3. A method of treating frankfurts to produce skinless frankfurts which comprises forming individual links of frankfurts within an artificial non-disintegrative casing, separating said individual links by tying the casing between the links with a heat-disintegrative synthetic string, smoking the tied links, and thereafter heating said tied links in a citrate solution to disintegrate the said synthetic string whereby the casing may be readily stripped from the frankfurts.

,4. As a new food product, the combination of a shaped meat product and a synthetic, heat-disintegrative binding therefor.

5. As a new food product, the combination of a meat product formed in a desired shape and a synthetic, heatdisintegrative string passing around said meat product to retain it in the desired shape.

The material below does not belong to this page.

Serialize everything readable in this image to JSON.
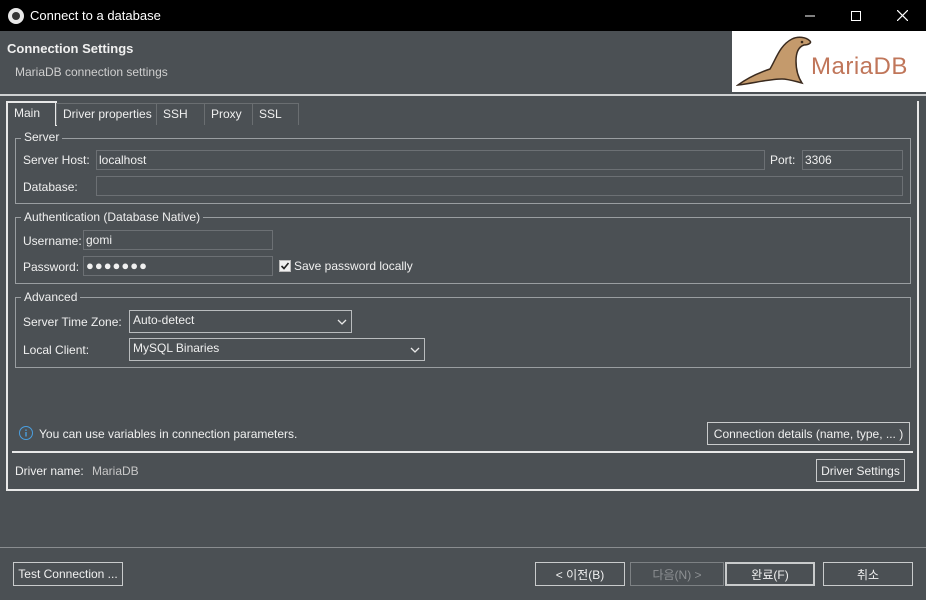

6. In a process of producing skinless frankfurters the steps comprising encasing a relatively long mass of prepared meat within an artificial casing, tightly winding water soluble tie strings about the casing at spaced in tervals along the length thereof to separate the meat into individual sections and thus convert the elongated filled easing into a chain of links, then subjecting the chain of links to smoking and heating to cure and at least partially cook the meat while retained in link form within the casing, then subjecting the chain to moisture to dissolve the tie strings, and then deskinning the chain to remove the casing and produce a series of individual skinless frankfurters.

7. A method of treating meat products which comprises forming said meat products into desired shapes, tying said formed meat products with a synthetic binding string, disintegrative at normal cooking temperatures, said string being in direct contact with the surfaces of said meat products, and thereafter cooking said meat products whereby said binding string is disintegrated.

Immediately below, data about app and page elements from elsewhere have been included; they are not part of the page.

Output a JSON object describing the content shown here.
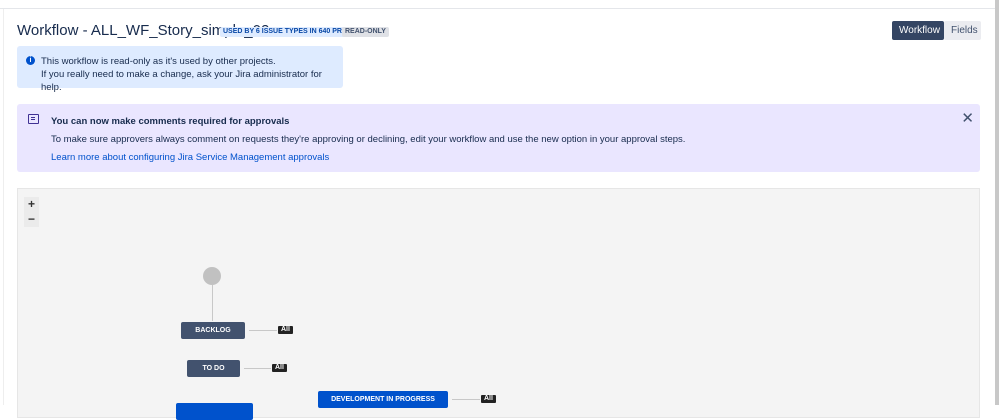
{
  "header": {
    "title": "Workflow - ALL_WF_Story_simple_02",
    "usage_badge": "USED BY 6 ISSUE TYPES IN 640 PROJECTS",
    "readonly_badge": "READ-ONLY"
  },
  "view_toggle": {
    "workflow": "Workflow",
    "fields": "Fields"
  },
  "info": {
    "line1": "This workflow is read-only as it's used by other projects.",
    "line2": "If you really need to make a change, ask your Jira administrator for help."
  },
  "banner": {
    "heading": "You can now make comments required for approvals",
    "text": "To make sure approvers always comment on requests they're approving or declining, edit your workflow and use the new option in your approval steps.",
    "link": "Learn more about configuring Jira Service Management approvals",
    "close": "✕"
  },
  "diagram": {
    "zoom_in": "+",
    "zoom_out": "−",
    "statuses": [
      "BACKLOG",
      "TO DO",
      "DEVELOPMENT IN PROGRESS"
    ],
    "all_label": "All"
  }
}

8. In a process of producing skinless frankfurters, the steps comprising encasing a relatively long mass of prepared meat within an artificial casing, tightly winding water-disintegratable tie strings about the casing at spaced intervals along the length thereof to separate the meat into individual sections and thus convert the elongated filled casing into a chain of links, then subjecting the chain of links to smoking and heating to cure and at least partiially cook the meat while retained in link form within the casing, then subjecting the chain to moisture to disintegrate the tie strings, and then deskinning the chain to remove the casing and produce a series of individual skinless frankfurters.

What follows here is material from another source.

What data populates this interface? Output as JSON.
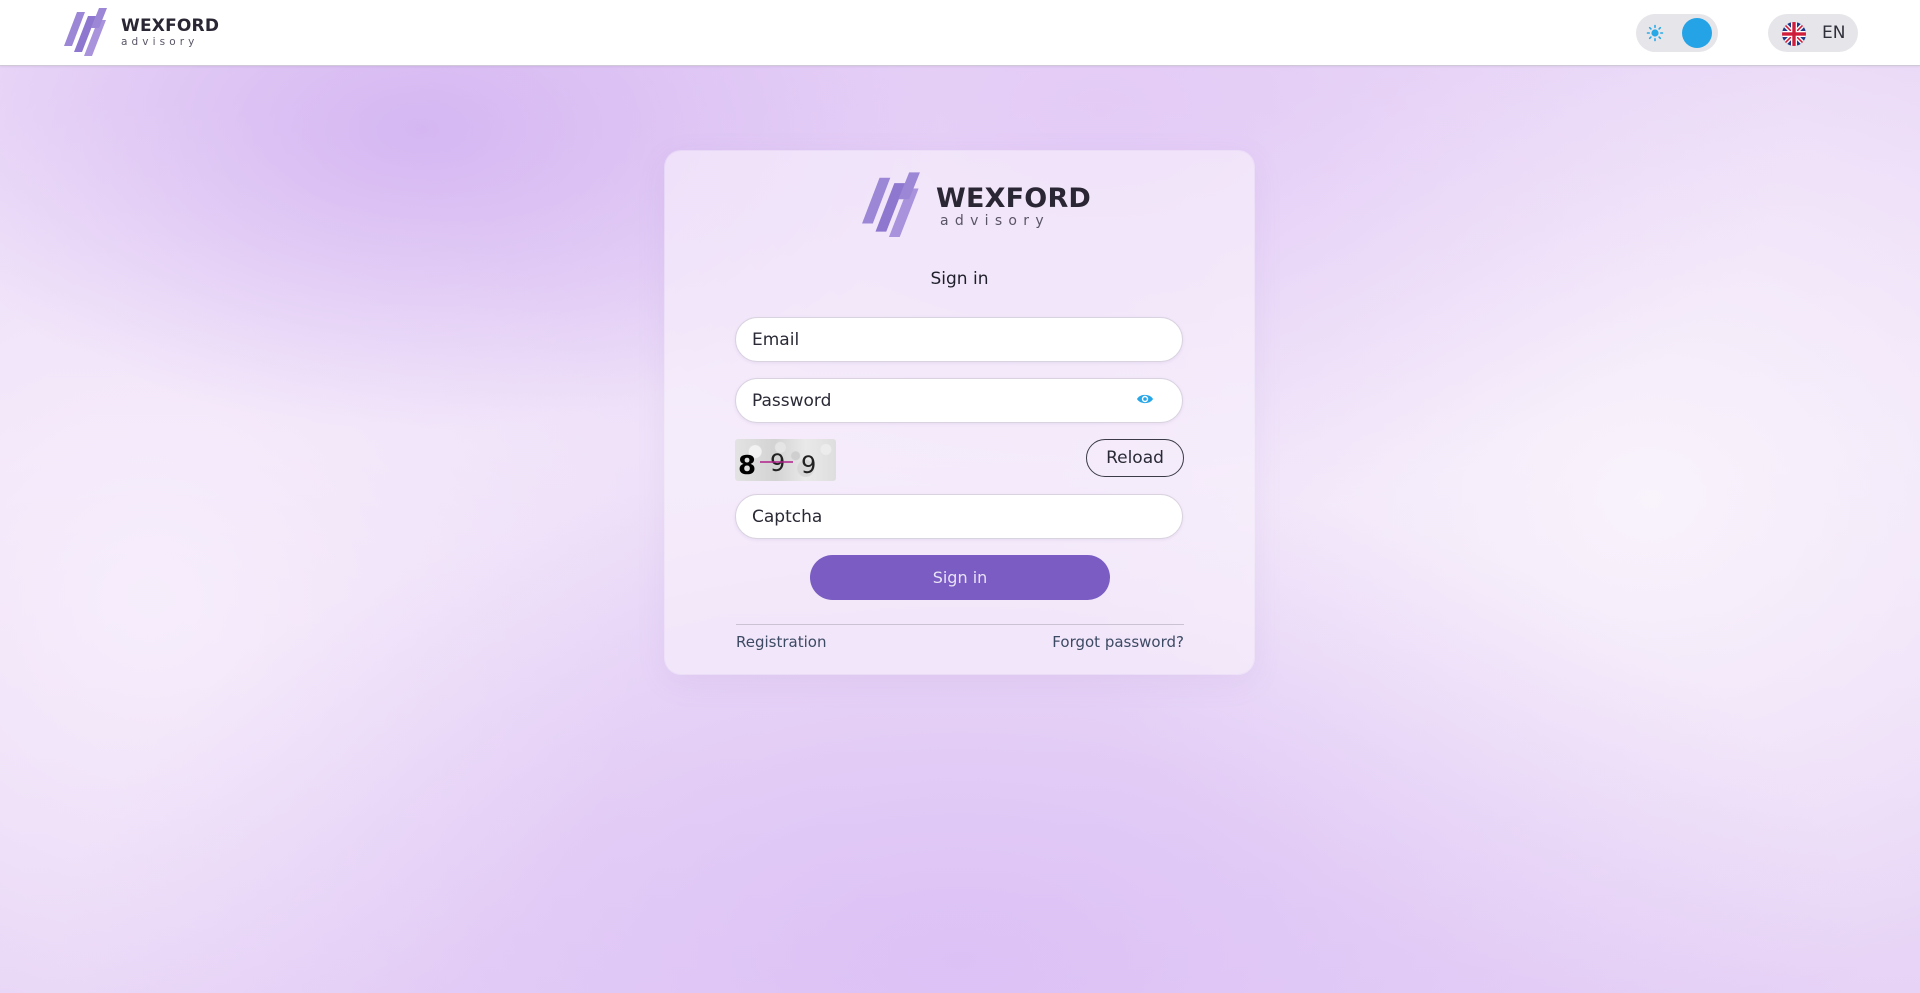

9. In a process of producing skinless frankfurters, the steps comprising encasing a relatively long mass of prepared meat within an artificial casing, tightly winding water soluble tie strings made of alginate fibers about the casing at spaced intervals along the length thereof to separate the meat into individual sections and thus convert the elongated filled casing into a chain of links, then subjecting the chain of links to smoking and heating to cure and at least partially cook the meat while retained in link form within the casing, then subjecting the chain to moisture to dissolve the tie strings, and then deskinning the chain to remove the casing and produce a series of individual skinless frankfurters.

References Cited in the file of this patent UNITED STATES PATENTS 1,964,011 Vogt June 26, 1934 FOREIGN PATENTS 386,161 Great Britain Jan. 12, 1933 OTHER REFERENCES Scientific American, June 1947, page 258.

Patent Citations
Cited PatentFiling datePublication dateApplicantTitle
US1964011 *Nov 10, 1928Jun 26, 1934Vogt Charles HMethod of making and marketing sausage products
GB386161A * Title not available
Referenced by
Citing PatentFiling datePublication dateApplicantTitle
US3928651 *Aug 12, 1974Dec 23, 1975Tee Pak IncMethod for forming processed meats
US4371554 *Oct 27, 1980Feb 1, 1983Ashland Food Technology Holdings S.A.Method of making skinless sausage using reusable porous polytetrafluoroethylene casing
USRE36172 *Oct 18, 1996Mar 30, 1999Townsend Engineering CompanyMethod of linking a strand of uncased coextruded meat emulsion product
Classifications
U.S. Classification426/140, 426/412, 426/315, 426/415, 426/389, 452/48, 452/174, 426/105, 426/646
International ClassificationA23B4/005
Cooperative ClassificationA23B4/0056
European ClassificationA23B4/005F4